- The Federal Reserve raised the main interest rate by a quarter percentage point on Wednesday after a two-day meeting, resuming the upward rate momentum after pressing pause on rate hikes last month following 10 consecutive increases.
- Policymakers choose to raise rates to a range between 5.25% to 5.5% — its highest since 2001 — despite signs of slowing inflation.
- The Fed has covered “a lot of ground, and the full effects of our tightening are yet to be felt,” Fed Chair Jerome Powell said Wednesday during a press conference following the meeting.
Powell reiterated the Fed’s commitment to bringing inflation down to its 2% target, while acknowledging the process still has “a long way to go.”

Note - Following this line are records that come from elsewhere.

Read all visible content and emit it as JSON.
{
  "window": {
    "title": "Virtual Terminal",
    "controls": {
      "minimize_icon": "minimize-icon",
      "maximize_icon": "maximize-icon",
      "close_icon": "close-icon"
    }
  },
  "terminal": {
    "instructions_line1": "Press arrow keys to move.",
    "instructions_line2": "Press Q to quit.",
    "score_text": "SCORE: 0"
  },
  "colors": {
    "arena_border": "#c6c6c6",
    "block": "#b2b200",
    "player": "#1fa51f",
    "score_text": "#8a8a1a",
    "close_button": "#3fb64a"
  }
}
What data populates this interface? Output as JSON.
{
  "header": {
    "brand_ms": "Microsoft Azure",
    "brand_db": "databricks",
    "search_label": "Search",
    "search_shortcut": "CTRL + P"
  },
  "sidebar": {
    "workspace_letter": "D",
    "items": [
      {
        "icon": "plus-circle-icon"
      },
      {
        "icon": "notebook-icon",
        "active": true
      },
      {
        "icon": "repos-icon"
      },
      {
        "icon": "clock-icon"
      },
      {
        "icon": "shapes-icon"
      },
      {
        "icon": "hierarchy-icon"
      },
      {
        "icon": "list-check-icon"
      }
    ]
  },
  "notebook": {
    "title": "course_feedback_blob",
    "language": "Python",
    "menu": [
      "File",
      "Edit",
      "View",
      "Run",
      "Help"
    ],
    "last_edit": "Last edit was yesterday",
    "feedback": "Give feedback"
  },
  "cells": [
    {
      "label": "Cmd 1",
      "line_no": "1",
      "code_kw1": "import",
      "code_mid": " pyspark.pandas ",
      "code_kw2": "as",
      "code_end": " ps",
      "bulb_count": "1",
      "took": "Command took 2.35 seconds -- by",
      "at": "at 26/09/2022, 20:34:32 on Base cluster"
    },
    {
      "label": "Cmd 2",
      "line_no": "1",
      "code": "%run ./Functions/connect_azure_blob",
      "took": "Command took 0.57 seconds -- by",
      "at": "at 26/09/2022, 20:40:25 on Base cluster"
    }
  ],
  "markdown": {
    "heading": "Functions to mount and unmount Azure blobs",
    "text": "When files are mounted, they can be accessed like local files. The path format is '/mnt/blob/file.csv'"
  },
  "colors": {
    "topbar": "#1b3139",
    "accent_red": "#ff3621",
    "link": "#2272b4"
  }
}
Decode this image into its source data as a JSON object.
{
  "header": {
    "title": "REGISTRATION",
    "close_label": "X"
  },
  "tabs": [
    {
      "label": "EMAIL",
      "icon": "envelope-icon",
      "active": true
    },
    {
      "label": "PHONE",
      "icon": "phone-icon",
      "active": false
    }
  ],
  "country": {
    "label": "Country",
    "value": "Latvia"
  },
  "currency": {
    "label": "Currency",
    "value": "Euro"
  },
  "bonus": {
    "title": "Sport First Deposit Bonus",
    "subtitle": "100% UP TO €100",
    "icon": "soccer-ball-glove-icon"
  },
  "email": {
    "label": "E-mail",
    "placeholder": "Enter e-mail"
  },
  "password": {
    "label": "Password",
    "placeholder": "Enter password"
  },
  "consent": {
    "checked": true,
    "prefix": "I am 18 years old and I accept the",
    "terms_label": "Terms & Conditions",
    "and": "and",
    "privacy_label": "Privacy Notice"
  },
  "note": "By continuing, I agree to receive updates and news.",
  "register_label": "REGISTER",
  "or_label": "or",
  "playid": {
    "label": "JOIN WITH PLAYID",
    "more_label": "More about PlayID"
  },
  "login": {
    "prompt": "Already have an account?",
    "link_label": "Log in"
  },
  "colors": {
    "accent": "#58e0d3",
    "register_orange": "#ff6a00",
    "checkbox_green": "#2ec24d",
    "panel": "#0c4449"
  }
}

The Fed’s decision to once again increase interest rates after holding them unchanged last month was anticipated by economists, with most expecting policymakers to push up rates once more in their bid to quell inflation, according to a Bloomberg survey released earlier this week.
Policymakers landed on the decision despite signs of progress in its most aggressive battle against inflation in 40 years, with inflation in June increasing by 4.8%, the lowest annual rate in over two years, according to the Labor Department.
However, the slowdown still far exceeded the Fed’s 2% target, leading experts unconvinced it would persuade them to halt a potential rate hike in July, CFO Dive previously reported.
Additionally, while the core consumer price index declined last month — contributing to a boost in consumer sentiment regarding the future of the economy — the likelihood of recession has still inched upwards, according to a recent Conference Board report which predicts consumer sentiment will worsen, and, combined with a reduction in housing construction and other factors, push the U.S. economy into recession from Q3 of 2023 to Q1 of 2024.
While the June CPI was “welcome,” it is still “only one report, one month’s data,” Powell said Wednesday in response to questions.
Powell was non-committal about future upcoming rate hikes, with a hike or a hold of the federal funds rate both on the table for the Fed’s September 19-20 meeting depending on economic data, he said. The point of the June pause was to “slow down the decision cycle,” he said, noting that in September there will be two additional CPI reports among other economic data for the Fed to draw upon when making its decision.
Recent indicators show that economic activity is increasing at a “modest pace,” the Federal Open Market Committee said in a statement Wednesday, citing a “strong and resilient” banking system but that tighter credit conditions are “likely to weigh on economic activity, hiring, and inflation.”
The FOMC is remaining “highly attentive” to inflation risks, it said, noting that “in determining the extent of additional policy firming that may be appropriate to return inflation to 2 percent over time, the Committee will take into account the cumulative tightening of monetary policy, the lags with which monetary policy affects economic activity and inflation, and economic and financial developments.”
The decision to further increase rates comes as the Fed will likely face more challenges as it looks to fully quash inflation, a report by Fannie Mae released last week predicted. Wage gains, low productivity growth and other factors will likely persuade the Fed to hold interest rates “higher-for-longer,” the report predicted.
The U.S. likely won’t return to 2% inflation until at least 2025, Powell said.